Would you hand over your smartphone, including your call history, text messages, photos, GPS locations, and browser history to your employer? To your significant other? How about to a random stranger? I’m guessing your answer is an overwhelming “No” to each of these questions.

Stalkerware and stalking apps do just that. Both are spyware that secretly monitors your smart phone. In its first case against the developer of a stalkerware app, the Federal trade Commission (FTC) recently announced a settlement with Retina-X Studios, LLC. Retina-X developed several apps (MobileSpy, PhoneSheriff and TeenShield) that shared detailed information about a user’s smartphone activities.

The FTC filed a complaint against Retina-X, alleging that the company’s apps didn’t do enough to make sure users were using the apps for legitimate purposes. According to the FTC, in order to install the apps, users had to weaken the security on the phone (i.e., jailbreak it). The FTC further alleged that the company failed to keep data confidential and safe.

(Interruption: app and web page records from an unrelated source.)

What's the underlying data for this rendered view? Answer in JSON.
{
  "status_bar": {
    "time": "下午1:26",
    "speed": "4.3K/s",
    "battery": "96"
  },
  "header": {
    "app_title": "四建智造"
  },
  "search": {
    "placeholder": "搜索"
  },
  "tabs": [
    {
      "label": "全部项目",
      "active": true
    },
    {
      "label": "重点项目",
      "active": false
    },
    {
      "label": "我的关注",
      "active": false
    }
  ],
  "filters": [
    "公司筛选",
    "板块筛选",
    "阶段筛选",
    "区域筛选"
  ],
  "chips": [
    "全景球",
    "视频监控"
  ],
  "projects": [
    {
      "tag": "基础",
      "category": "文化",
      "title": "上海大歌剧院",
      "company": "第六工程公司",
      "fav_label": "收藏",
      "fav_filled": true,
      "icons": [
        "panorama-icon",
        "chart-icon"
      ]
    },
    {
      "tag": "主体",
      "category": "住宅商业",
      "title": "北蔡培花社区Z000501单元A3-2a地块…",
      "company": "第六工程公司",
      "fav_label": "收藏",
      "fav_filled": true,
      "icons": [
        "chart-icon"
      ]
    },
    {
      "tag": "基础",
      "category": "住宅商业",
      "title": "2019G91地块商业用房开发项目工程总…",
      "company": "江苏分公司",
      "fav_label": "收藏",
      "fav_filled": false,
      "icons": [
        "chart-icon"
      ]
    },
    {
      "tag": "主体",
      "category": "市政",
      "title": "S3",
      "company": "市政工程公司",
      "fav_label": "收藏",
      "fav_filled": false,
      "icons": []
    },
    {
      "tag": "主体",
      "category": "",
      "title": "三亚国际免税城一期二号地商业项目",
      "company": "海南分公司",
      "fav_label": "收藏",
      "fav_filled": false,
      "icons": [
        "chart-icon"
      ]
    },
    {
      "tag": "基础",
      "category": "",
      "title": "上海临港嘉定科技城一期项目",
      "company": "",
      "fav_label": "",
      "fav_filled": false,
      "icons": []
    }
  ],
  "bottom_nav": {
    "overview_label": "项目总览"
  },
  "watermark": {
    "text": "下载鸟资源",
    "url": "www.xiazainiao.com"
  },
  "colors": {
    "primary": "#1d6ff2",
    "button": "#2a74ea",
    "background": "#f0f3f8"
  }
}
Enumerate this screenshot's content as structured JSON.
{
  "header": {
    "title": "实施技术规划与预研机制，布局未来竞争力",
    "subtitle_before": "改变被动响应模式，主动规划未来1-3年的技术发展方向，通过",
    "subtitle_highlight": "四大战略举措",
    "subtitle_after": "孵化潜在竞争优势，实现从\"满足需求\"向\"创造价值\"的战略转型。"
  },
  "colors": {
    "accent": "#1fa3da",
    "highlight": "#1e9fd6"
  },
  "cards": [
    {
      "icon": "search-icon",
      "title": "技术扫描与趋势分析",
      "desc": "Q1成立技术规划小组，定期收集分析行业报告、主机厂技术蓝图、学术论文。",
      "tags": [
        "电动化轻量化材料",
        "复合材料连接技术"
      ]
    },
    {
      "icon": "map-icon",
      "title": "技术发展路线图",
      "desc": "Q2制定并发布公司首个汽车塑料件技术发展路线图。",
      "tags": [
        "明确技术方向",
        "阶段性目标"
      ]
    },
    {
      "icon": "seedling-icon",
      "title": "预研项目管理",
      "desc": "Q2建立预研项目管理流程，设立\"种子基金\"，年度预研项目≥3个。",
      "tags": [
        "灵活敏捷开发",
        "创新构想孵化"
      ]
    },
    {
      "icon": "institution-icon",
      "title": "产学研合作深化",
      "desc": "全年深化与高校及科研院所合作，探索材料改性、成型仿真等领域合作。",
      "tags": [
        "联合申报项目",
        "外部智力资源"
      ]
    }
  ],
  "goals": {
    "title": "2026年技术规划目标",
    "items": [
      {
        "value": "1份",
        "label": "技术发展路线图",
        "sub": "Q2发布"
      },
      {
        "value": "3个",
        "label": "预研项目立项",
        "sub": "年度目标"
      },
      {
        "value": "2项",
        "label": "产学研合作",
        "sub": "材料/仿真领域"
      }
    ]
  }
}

The settlement requires Retina-X to ensure that their apps are only used for legitimate purposes. The settlement also states that Retina-X shall not require circumventing security protections implemented by the mobile device manufacturer (no jailbreaking allowed). Prior to the sale of an app, Retina-X must also “obtain a written attestation from the purchaser that it will use the Monitoring Product or Service for legitimate and lawful purposes by authorized users.”

The express written attestation must state the legitimate and lawful purpose for which the purchaser is using the device, which may include only the following:

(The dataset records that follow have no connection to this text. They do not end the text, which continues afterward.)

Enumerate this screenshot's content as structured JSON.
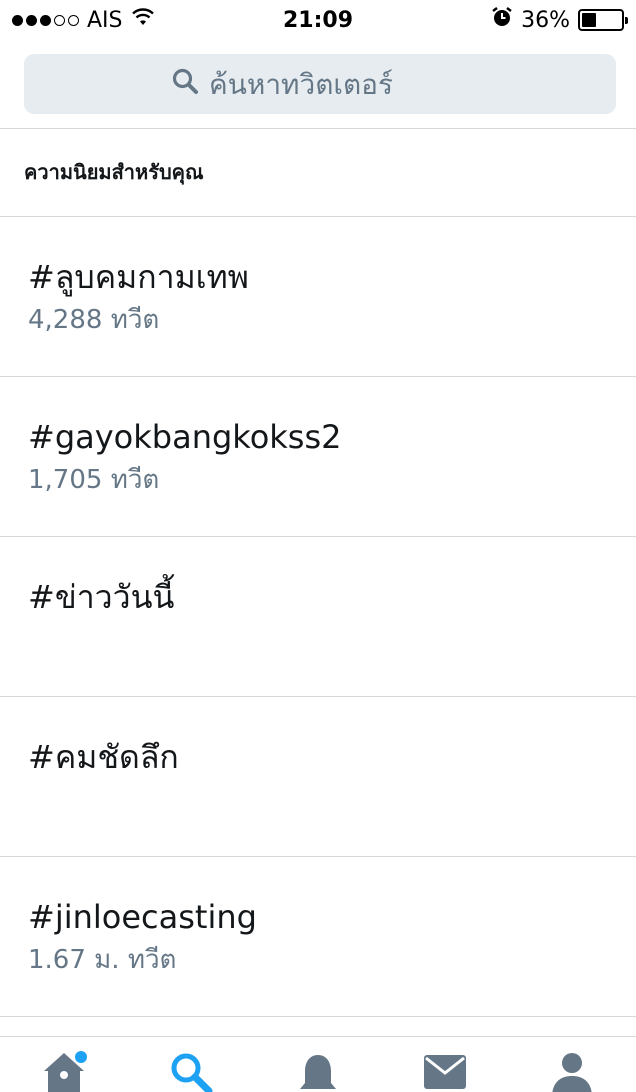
{
  "status_bar": {
    "carrier": "AIS",
    "time": "21:09",
    "battery_percent": "36%",
    "battery_level": 0.36,
    "signal_bars_filled": 3,
    "signal_bars_total": 5
  },
  "search": {
    "placeholder": "ค้นหาทวิตเตอร์",
    "icon": "search-icon"
  },
  "section": {
    "title": "ความนิยมสำหรับคุณ"
  },
  "trends": [
    {
      "name": "#ลูบคมกามเทพ",
      "count": "4,288 ทวีต"
    },
    {
      "name": "#gayokbangkokss2",
      "count": "1,705 ทวีต"
    },
    {
      "name": "#ข่าววันนี้",
      "count": ""
    },
    {
      "name": "#คมชัดลึก",
      "count": ""
    },
    {
      "name": "#jinloecasting",
      "count": "1.67 ม. ทวีต"
    }
  ],
  "tab_bar": {
    "tabs": [
      {
        "icon": "home-icon",
        "active": false,
        "has_badge": true
      },
      {
        "icon": "search-icon",
        "active": true,
        "has_badge": false
      },
      {
        "icon": "bell-icon",
        "active": false,
        "has_badge": false
      },
      {
        "icon": "mail-icon",
        "active": false,
        "has_badge": false
      },
      {
        "icon": "profile-icon",
        "active": false,
        "has_badge": false
      }
    ]
  },
  "colors": {
    "accent": "#1da1f2",
    "secondary_text": "#657786",
    "inactive_icon": "#657786",
    "search_bg": "#e6ecf0",
    "divider": "#d8d8d8"
  }
}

  1. Parent monitoring a minor child;
  2. Employer monitoring an employee who has provided express written consent to being monitored; or
  3. Adult monitoring another adult who has provided express written consent to be monitored.

The FTC also took issue with what it alleged were Retina-X’s lack of adequate privacy protections regarding data collection. The settlement states that Retina-X is “permanently restrained and enjoined from misrepresenting, expressly or by implication, the extent to which Respondents maintain and protect the privacy, security, confidentiality, or integrity of Personal Information.” Finally, the settlement requires that within 120 days, “Retina-X must destroy all Personal Information collected from a Monitoring Product or Service prior to entry of this Order.”

The FTC website has useful tips on how to remove spyware as well as information for victims of domestic violence.